This LGBT+ History Month, we’re recommending Tove Jansson by Paul Gravett, a deep-dive on the illustration of the pioneering Finnish artist and writer. We talked to Paul about how Tove’s life and illustration met.
Tove Jansson’s woodland trolls the Moomins have become a global phenomenon since she published Småtrollen och den stora översvämningen (The Little Trolls and the Great Flood) in 1945. In his latest book, Paul Gravett traces their evolution from children’s novels to comic strip icons.
The book opens right at the beginning of Tove’s life as an illustrator, when aged seven she was making picture books and duplicating them on a hectograph for her classmates, with subjects ranging from Christmas Sausage to Death.
Tove learned to draw with her mother, Signe Hammarsten-Jansson (known as ‘Ham’), whose work included designing banknotes for the Bank of Finland and illustrating more than 300 books. In 1929 when Ham was caring for Tove’s ailing grandmother, Tove stepped in to complete her commissions. She illustrated the cover and a comic strip for children’s magazine Lunkentus, beginning her career as a published illustrator aged just 14. But that wasn’t her plan: “Tove wanted to be a great and successful painter, above all else” Paul explains. “Illustration was seen then, by her and by most, as a secondary art done for commerce not self-expression. She became a very good, talented painter, but not such a highly distinctive, unconventional or independent one. I feel her true nature, originality and individuality shine through more clearly in her other works, and of course in the Moomins. I’m not alone in being grateful that she pursued the quirky and benign cast of her fantasy world.”
As Paul reveals throughout the book, Tove did find self-expression in her illustration. “I think all her personal, authorial illustrations are more or less related to her life and feelings as she was working on them” he says, “and not only the barely disguised memoirs or self-portraits. She saw herself and her real and chosen families in the cast of her Moomin novels and strips.”
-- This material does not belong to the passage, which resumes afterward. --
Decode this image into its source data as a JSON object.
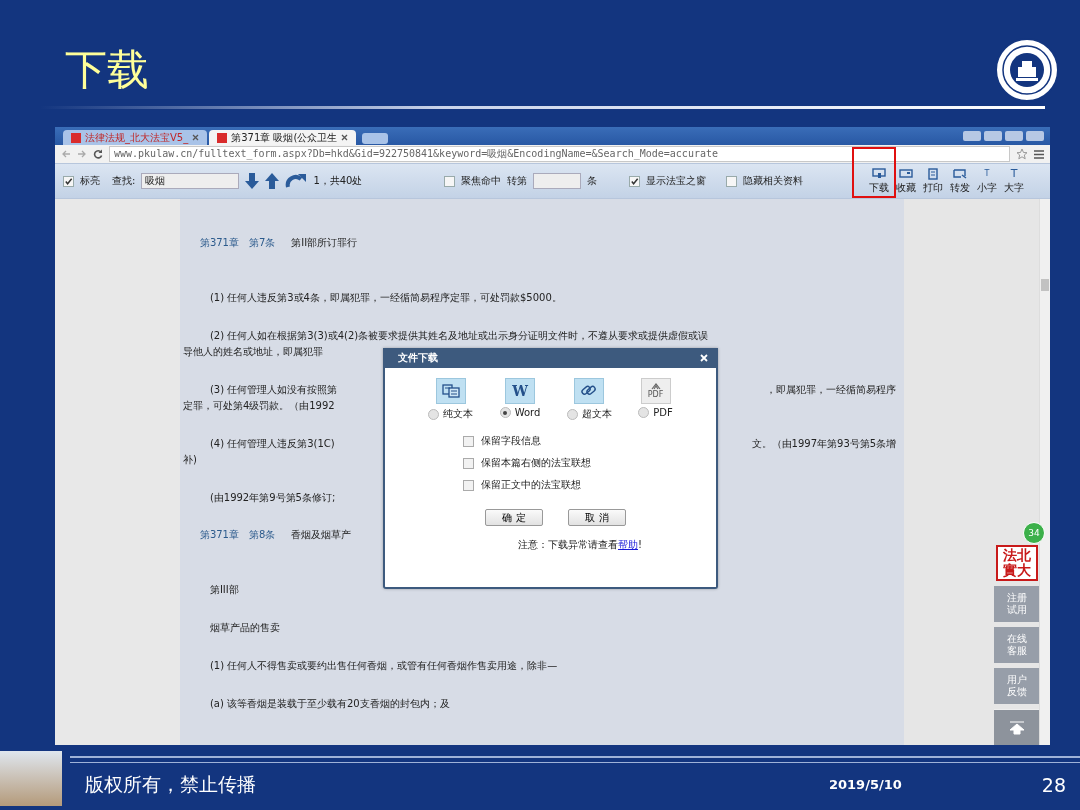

One striking self-portrait in the book is seen in Party in the City, a mural painted by Tove at Helsinki City Hall in 1947. In a lavish party scene, Tove is sitting alone in looking into the distance, while her lover Vivica Bandler dances with a man behind her. Paul explains that “homosexuality, male and female, was banned by law in Finland until 1971, but this didn’t stop Tove referring to it in disguise. For example, her two characters Tovslan and Vifslan [who appeared in comics and advertisements] with their closeness and secret language refer to Tove and Vivica. The couple lived their lives together so fully and creatively, they are an inspiration.”
Paul ends the book with Tove’s words (via Moomintroll) “how very different people are”. “This belongs to the tenets of ‘Moominism’” Paul says. “Her novels, both for all ages and for adults, her cartoons, comics and picture books, all express a multi-faceted philosophy that seems to speak to us even more now, given these times of war, pandemic and climate crisis. More than an acceptance, tolerance or indifference towards the otherness of others, her worldview was supportive and celebratory, encouraging empathy with and delight in others and living your life your way.”